─── Extracted information

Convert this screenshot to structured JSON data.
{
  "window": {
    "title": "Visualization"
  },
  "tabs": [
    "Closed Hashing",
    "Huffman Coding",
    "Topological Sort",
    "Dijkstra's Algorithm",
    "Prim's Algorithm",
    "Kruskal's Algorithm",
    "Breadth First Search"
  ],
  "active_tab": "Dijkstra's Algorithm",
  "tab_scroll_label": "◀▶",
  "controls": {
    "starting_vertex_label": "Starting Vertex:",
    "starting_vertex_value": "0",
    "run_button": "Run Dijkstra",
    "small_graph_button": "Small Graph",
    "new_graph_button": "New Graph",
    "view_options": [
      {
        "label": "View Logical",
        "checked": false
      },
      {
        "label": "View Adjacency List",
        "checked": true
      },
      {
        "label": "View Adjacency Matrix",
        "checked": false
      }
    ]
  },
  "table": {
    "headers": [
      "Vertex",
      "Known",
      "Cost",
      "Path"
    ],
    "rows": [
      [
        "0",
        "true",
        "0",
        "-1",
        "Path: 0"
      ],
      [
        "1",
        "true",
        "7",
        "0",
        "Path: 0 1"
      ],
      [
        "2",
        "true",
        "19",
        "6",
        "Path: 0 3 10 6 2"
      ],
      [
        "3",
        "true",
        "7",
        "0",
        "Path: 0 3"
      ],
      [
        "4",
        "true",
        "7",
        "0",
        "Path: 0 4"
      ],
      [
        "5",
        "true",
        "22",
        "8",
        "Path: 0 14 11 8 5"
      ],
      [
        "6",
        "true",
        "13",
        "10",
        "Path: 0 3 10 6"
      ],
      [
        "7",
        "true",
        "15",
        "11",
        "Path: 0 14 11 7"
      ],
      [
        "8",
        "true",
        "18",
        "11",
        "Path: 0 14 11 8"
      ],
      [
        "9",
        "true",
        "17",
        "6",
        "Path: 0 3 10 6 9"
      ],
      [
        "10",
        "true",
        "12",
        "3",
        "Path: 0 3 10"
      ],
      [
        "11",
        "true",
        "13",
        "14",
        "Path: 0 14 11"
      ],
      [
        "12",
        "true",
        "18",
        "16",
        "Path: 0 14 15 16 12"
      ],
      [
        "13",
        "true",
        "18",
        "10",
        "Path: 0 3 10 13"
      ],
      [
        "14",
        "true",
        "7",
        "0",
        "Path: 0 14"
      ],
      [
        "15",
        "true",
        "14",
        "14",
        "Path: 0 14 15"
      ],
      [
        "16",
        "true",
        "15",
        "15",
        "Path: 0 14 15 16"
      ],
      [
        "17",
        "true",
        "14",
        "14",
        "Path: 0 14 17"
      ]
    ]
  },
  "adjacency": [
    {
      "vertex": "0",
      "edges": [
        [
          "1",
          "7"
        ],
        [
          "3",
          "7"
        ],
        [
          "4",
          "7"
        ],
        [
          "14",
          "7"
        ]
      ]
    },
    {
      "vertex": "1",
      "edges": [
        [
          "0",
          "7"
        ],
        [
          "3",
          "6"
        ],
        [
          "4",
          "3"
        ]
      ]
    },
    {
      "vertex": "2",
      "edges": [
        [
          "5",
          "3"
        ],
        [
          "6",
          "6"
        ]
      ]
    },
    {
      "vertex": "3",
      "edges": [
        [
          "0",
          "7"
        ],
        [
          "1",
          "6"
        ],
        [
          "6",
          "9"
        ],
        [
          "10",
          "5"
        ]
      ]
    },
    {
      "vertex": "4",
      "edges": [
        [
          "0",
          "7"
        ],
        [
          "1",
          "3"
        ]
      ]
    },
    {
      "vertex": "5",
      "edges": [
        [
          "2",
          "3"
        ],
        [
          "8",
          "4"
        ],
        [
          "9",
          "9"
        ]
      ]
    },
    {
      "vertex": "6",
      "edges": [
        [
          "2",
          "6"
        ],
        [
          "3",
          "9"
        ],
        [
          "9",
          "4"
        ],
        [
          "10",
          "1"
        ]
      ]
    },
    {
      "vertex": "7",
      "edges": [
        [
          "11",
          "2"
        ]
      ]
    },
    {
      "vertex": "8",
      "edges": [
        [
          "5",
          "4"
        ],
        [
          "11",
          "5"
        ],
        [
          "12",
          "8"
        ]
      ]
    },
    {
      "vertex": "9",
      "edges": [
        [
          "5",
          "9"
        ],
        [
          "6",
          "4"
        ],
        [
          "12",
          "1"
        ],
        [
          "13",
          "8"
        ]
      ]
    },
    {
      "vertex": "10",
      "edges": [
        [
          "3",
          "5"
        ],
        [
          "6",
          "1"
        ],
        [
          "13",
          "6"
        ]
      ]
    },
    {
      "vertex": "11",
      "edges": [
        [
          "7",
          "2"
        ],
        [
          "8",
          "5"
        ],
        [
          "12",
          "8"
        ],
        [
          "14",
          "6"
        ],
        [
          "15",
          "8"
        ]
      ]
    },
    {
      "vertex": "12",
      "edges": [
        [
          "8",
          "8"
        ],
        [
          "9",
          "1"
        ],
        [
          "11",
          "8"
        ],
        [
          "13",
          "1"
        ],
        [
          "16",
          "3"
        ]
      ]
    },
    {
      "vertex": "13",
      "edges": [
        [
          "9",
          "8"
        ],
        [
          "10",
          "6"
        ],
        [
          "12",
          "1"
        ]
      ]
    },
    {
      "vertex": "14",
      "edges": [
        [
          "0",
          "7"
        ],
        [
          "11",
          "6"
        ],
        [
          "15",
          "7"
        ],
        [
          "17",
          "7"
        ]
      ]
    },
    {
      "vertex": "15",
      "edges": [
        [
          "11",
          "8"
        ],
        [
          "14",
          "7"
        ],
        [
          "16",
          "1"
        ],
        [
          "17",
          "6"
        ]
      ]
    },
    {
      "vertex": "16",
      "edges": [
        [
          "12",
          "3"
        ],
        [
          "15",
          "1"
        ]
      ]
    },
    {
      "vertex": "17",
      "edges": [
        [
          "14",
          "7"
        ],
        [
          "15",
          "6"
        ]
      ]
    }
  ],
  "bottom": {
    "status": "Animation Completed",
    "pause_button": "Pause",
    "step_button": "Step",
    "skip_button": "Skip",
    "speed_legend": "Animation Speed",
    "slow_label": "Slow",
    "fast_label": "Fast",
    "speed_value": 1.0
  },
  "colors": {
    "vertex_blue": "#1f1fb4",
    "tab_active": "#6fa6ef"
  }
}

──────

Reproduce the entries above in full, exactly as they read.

Convert this screenshot to structured JSON data.
{
  "window": {
    "title": "Visualization"
  },
  "tabs": [
    "Closed Hashing",
    "Huffman Coding",
    "Topological Sort",
    "Dijkstra's Algorithm",
    "Prim's Algorithm",
    "Kruskal's Algorithm",
    "Breadth First Search"
  ],
  "active_tab": "Dijkstra's Algorithm",
  "tab_scroll_label": "◀▶",
  "controls": {
    "starting_vertex_label": "Starting Vertex:",
    "starting_vertex_value": "0",
    "run_button": "Run Dijkstra",
    "small_graph_button": "Small Graph",
    "new_graph_button": "New Graph",
    "view_options": [
      {
        "label": "View Logical",
        "checked": false
      },
      {
        "label": "View Adjacency List",
        "checked": true
      },
      {
        "label": "View Adjacency Matrix",
        "checked": false
      }
    ]
  },
  "table": {
    "headers": [
      "Vertex",
      "Known",
      "Cost",
      "Path"
    ],
    "rows": [
      [
        "0",
        "true",
        "0",
        "-1",
        "Path: 0"
      ],
      [
        "1",
        "true",
        "7",
        "0",
        "Path: 0 1"
      ],
      [
        "2",
        "true",
        "19",
        "6",
        "Path: 0 3 10 6 2"
      ],
      [
        "3",
        "true",
        "7",
        "0",
        "Path: 0 3"
      ],
      [
        "4",
        "true",
        "7",
        "0",
        "Path: 0 4"
      ],
      [
        "5",
        "true",
        "22",
        "8",
        "Path: 0 14 11 8 5"
      ],
      [
        "6",
        "true",
        "13",
        "10",
        "Path: 0 3 10 6"
      ],
      [
        "7",
        "true",
        "15",
        "11",
        "Path: 0 14 11 7"
      ],
      [
        "8",
        "true",
        "18",
        "11",
        "Path: 0 14 11 8"
      ],
      [
        "9",
        "true",
        "17",
        "6",
        "Path: 0 3 10 6 9"
      ],
      [
        "10",
        "true",
        "12",
        "3",
        "Path: 0 3 10"
      ],
      [
        "11",
        "true",
        "13",
        "14",
        "Path: 0 14 11"
      ],
      [
        "12",
        "true",
        "18",
        "16",
        "Path: 0 14 15 16 12"
      ],
      [
        "13",
        "true",
        "18",
        "10",
        "Path: 0 3 10 13"
      ],
      [
        "14",
        "true",
        "7",
        "0",
        "Path: 0 14"
      ],
      [
        "15",
        "true",
        "14",
        "14",
        "Path: 0 14 15"
      ],
      [
        "16",
        "true",
        "15",
        "15",
        "Path: 0 14 15 16"
      ],
      [
        "17",
        "true",
        "14",
        "14",
        "Path: 0 14 17"
      ]
    ]
  },
  "adjacency": [
    {
      "vertex": "0",
      "edges": [
        [
          "1",
          "7"
        ],
        [
          "3",
          "7"
        ],
        [
          "4",
          "7"
        ],
        [
          "14",
          "7"
        ]
      ]
    },
    {
      "vertex": "1",
      "edges": [
        [
          "0",
          "7"
        ],
        [
          "3",
          "6"
        ],
        [
          "4",
          "3"
        ]
      ]
    },
    {
      "vertex": "2",
      "edges": [
        [
          "5",
          "3"
        ],
        [
          "6",
          "6"
        ]
      ]
    },
    {
      "vertex": "3",
      "edges": [
        [
          "0",
          "7"
        ],
        [
          "1",
          "6"
        ],
        [
          "6",
          "9"
        ],
        [
          "10",
          "5"
        ]
      ]
    },
    {
      "vertex": "4",
      "edges": [
        [
          "0",
          "7"
        ],
        [
          "1",
          "3"
        ]
      ]
    },
    {
      "vertex": "5",
      "edges": [
        [
          "2",
          "3"
        ],
        [
          "8",
          "4"
        ],
        [
          "9",
          "9"
        ]
      ]
    },
    {
      "vertex": "6",
      "edges": [
        [
          "2",
          "6"
        ],
        [
          "3",
          "9"
        ],
        [
          "9",
          "4"
        ],
        [
          "10",
          "1"
        ]
      ]
    },
    {
      "vertex": "7",
      "edges": [
        [
          "11",
          "2"
        ]
      ]
    },
    {
      "vertex": "8",
      "edges": [
        [
          "5",
          "4"
        ],
        [
          "11",
          "5"
        ],
        [
          "12",
          "8"
        ]
      ]
    },
    {
      "vertex": "9",
      "edges": [
        [
          "5",
          "9"
        ],
        [
          "6",
          "4"
        ],
        [
          "12",
          "1"
        ],
        [
          "13",
          "8"
        ]
      ]
    },
    {
      "vertex": "10",
      "edges": [
        [
          "3",
          "5"
        ],
        [
          "6",
          "1"
        ],
        [
          "13",
          "6"
        ]
      ]
    },
    {
      "vertex": "11",
      "edges": [
        [
          "7",
          "2"
        ],
        [
          "8",
          "5"
        ],
        [
          "12",
          "8"
        ],
        [
          "14",
          "6"
        ],
        [
          "15",
          "8"
        ]
      ]
    },
    {
      "vertex": "12",
      "edges": [
        [
          "8",
          "8"
        ],
        [
          "9",
          "1"
        ],
        [
          "11",
          "8"
        ],
        [
          "13",
          "1"
        ],
        [
          "16",
          "3"
        ]
      ]
    },
    {
      "vertex": "13",
      "edges": [
        [
          "9",
          "8"
        ],
        [
          "10",
          "6"
        ],
        [
          "12",
          "1"
        ]
      ]
    },
    {
      "vertex": "14",
      "edges": [
        [
          "0",
          "7"
        ],
        [
          "11",
          "6"
        ],
        [
          "15",
          "7"
        ],
        [
          "17",
          "7"
        ]
      ]
    },
    {
      "vertex": "15",
      "edges": [
        [
          "11",
          "8"
        ],
        [
          "14",
          "7"
        ],
        [
          "16",
          "1"
        ],
        [
          "17",
          "6"
        ]
      ]
    },
    {
      "vertex": "16",
      "edges": [
        [
          "12",
          "3"
        ],
        [
          "15",
          "1"
        ]
      ]
    },
    {
      "vertex": "17",
      "edges": [
        [
          "14",
          "7"
        ],
        [
          "15",
          "6"
        ]
      ]
    }
  ],
  "bottom": {
    "status": "Animation Completed",
    "pause_button": "Pause",
    "step_button": "Step",
    "skip_button": "Skip",
    "speed_legend": "Animation Speed",
    "slow_label": "Slow",
    "fast_label": "Fast",
    "speed_value": 1.0
  },
  "colors": {
    "vertex_blue": "#1f1fb4",
    "tab_active": "#6fa6ef"
  }
}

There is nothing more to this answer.